** THE PROBLEM **
Nothing but the lines from the one with "Enumerate this screenshot's" through the end of the records below should be written out, and each must match word for word.
================================
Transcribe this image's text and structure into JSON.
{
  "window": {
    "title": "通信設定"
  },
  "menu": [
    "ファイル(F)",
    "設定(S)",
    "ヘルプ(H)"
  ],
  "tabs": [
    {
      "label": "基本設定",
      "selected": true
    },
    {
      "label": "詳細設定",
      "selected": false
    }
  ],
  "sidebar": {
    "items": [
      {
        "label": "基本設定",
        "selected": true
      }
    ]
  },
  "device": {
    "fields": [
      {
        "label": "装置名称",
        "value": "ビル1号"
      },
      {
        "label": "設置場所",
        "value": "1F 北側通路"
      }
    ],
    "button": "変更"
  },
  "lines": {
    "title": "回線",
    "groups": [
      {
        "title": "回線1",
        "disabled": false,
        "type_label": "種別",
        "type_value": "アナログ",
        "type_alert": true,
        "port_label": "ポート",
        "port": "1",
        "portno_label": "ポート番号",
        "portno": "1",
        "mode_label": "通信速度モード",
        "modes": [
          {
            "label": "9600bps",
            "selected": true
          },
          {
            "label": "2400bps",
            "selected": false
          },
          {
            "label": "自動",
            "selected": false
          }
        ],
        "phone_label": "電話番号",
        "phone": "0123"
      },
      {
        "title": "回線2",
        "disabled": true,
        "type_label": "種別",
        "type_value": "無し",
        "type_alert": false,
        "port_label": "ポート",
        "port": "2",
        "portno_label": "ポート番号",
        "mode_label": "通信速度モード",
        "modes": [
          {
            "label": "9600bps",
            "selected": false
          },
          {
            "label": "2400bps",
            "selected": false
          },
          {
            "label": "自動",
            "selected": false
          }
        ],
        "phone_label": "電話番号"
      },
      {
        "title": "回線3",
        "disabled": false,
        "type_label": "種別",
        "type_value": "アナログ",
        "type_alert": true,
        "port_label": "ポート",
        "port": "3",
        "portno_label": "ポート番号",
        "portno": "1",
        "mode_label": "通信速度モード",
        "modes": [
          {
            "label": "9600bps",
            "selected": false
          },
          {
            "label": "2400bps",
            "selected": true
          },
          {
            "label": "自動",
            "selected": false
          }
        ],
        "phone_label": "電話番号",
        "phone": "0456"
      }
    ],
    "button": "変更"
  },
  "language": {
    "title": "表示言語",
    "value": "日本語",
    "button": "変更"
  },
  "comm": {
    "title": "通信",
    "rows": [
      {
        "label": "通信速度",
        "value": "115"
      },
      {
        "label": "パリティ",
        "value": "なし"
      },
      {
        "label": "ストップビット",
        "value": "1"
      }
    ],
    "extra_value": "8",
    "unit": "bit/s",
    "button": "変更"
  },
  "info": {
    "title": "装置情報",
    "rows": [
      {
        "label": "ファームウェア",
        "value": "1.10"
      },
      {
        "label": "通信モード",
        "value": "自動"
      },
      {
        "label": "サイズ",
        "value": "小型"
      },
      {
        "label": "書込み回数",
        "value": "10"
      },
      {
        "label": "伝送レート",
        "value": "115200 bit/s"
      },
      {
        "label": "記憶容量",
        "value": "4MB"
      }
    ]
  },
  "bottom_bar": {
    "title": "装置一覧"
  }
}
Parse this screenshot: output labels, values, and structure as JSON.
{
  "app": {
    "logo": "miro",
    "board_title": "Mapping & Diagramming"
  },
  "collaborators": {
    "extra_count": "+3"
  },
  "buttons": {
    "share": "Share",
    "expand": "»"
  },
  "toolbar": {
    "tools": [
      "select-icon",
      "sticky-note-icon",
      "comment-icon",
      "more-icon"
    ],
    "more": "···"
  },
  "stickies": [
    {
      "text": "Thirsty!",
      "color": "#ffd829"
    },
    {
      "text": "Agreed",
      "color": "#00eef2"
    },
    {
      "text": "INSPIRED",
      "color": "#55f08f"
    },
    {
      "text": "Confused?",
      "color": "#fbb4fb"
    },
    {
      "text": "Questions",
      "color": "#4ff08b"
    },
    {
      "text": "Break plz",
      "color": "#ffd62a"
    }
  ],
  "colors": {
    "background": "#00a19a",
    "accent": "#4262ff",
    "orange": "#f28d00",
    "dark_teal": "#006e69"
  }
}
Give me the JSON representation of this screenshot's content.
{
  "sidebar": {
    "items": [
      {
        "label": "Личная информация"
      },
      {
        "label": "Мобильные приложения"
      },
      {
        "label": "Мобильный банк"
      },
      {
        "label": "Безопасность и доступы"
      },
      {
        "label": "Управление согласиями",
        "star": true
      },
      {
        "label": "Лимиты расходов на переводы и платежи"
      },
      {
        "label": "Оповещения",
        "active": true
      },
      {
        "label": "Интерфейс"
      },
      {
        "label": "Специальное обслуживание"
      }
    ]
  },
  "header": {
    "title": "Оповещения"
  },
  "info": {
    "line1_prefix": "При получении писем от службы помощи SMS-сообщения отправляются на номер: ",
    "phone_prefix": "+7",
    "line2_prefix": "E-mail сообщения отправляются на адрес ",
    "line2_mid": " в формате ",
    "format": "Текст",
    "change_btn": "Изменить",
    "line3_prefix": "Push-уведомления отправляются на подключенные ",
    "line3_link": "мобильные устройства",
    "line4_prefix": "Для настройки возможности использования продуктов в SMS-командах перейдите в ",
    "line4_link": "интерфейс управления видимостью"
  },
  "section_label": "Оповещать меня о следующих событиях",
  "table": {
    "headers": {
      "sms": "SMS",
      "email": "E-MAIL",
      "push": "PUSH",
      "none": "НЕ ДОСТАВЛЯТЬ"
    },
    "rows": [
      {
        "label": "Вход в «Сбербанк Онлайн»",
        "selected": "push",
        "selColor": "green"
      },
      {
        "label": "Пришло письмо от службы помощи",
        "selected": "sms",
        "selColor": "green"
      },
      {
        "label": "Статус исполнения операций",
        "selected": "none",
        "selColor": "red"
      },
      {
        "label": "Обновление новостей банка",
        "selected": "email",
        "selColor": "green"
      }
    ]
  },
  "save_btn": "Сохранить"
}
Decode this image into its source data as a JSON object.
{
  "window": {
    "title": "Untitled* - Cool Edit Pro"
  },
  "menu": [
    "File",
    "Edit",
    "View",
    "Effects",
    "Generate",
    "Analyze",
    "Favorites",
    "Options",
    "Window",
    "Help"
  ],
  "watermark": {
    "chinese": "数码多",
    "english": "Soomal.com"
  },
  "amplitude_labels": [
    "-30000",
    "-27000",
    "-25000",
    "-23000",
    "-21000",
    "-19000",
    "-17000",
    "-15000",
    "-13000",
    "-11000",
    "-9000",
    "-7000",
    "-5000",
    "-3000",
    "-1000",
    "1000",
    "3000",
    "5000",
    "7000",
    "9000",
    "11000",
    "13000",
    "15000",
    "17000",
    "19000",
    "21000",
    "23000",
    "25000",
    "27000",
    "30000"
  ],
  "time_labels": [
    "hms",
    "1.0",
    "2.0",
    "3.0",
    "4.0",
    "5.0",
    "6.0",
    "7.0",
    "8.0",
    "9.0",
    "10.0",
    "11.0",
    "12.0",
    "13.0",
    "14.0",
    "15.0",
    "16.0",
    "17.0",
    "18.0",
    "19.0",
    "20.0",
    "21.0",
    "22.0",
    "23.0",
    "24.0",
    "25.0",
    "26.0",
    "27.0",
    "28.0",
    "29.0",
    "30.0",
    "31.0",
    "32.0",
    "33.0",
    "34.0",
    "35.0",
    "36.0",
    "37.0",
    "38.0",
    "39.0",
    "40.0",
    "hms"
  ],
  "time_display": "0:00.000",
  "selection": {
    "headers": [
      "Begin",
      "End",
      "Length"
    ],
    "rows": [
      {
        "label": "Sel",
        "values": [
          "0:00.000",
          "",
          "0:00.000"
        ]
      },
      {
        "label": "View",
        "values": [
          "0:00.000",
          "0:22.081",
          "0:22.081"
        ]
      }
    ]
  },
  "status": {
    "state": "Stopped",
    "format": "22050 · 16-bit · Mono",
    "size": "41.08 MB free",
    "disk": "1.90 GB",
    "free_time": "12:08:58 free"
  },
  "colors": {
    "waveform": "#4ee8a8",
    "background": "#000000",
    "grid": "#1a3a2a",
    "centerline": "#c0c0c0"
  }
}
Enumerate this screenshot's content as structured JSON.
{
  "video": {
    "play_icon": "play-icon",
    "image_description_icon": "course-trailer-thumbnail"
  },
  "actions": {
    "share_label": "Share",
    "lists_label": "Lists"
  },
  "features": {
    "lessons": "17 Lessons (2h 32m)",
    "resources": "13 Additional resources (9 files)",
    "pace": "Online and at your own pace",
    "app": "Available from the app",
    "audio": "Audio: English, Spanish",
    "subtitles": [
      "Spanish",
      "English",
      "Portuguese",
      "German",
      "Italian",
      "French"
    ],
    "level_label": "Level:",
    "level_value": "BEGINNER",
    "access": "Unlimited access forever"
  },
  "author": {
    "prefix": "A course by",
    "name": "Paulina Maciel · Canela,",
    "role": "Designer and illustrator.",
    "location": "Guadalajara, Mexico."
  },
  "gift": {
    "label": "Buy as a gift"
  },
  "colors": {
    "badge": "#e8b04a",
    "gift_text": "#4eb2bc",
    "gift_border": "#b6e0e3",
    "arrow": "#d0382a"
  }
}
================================
** TASK ANSWER **
Enumerate this screenshot's content as structured JSON.
{
  "video": {
    "play_icon": "play-icon",
    "image_description_icon": "course-trailer-thumbnail"
  },
  "actions": {
    "share_label": "Share",
    "lists_label": "Lists"
  },
  "features": {
    "lessons": "17 Lessons (2h 32m)",
    "resources": "13 Additional resources (9 files)",
    "pace": "Online and at your own pace",
    "app": "Available from the app",
    "audio": "Audio: English, Spanish",
    "subtitles": [
      "Spanish",
      "English",
      "Portuguese",
      "German",
      "Italian",
      "French"
    ],
    "level_label": "Level:",
    "level_value": "BEGINNER",
    "access": "Unlimited access forever"
  },
  "author": {
    "prefix": "A course by",
    "name": "Paulina Maciel · Canela,",
    "role": "Designer and illustrator.",
    "location": "Guadalajara, Mexico."
  },
  "gift": {
    "label": "Buy as a gift"
  },
  "colors": {
    "badge": "#e8b04a",
    "gift_text": "#4eb2bc",
    "gift_border": "#b6e0e3",
    "arrow": "#d0382a"
  }
}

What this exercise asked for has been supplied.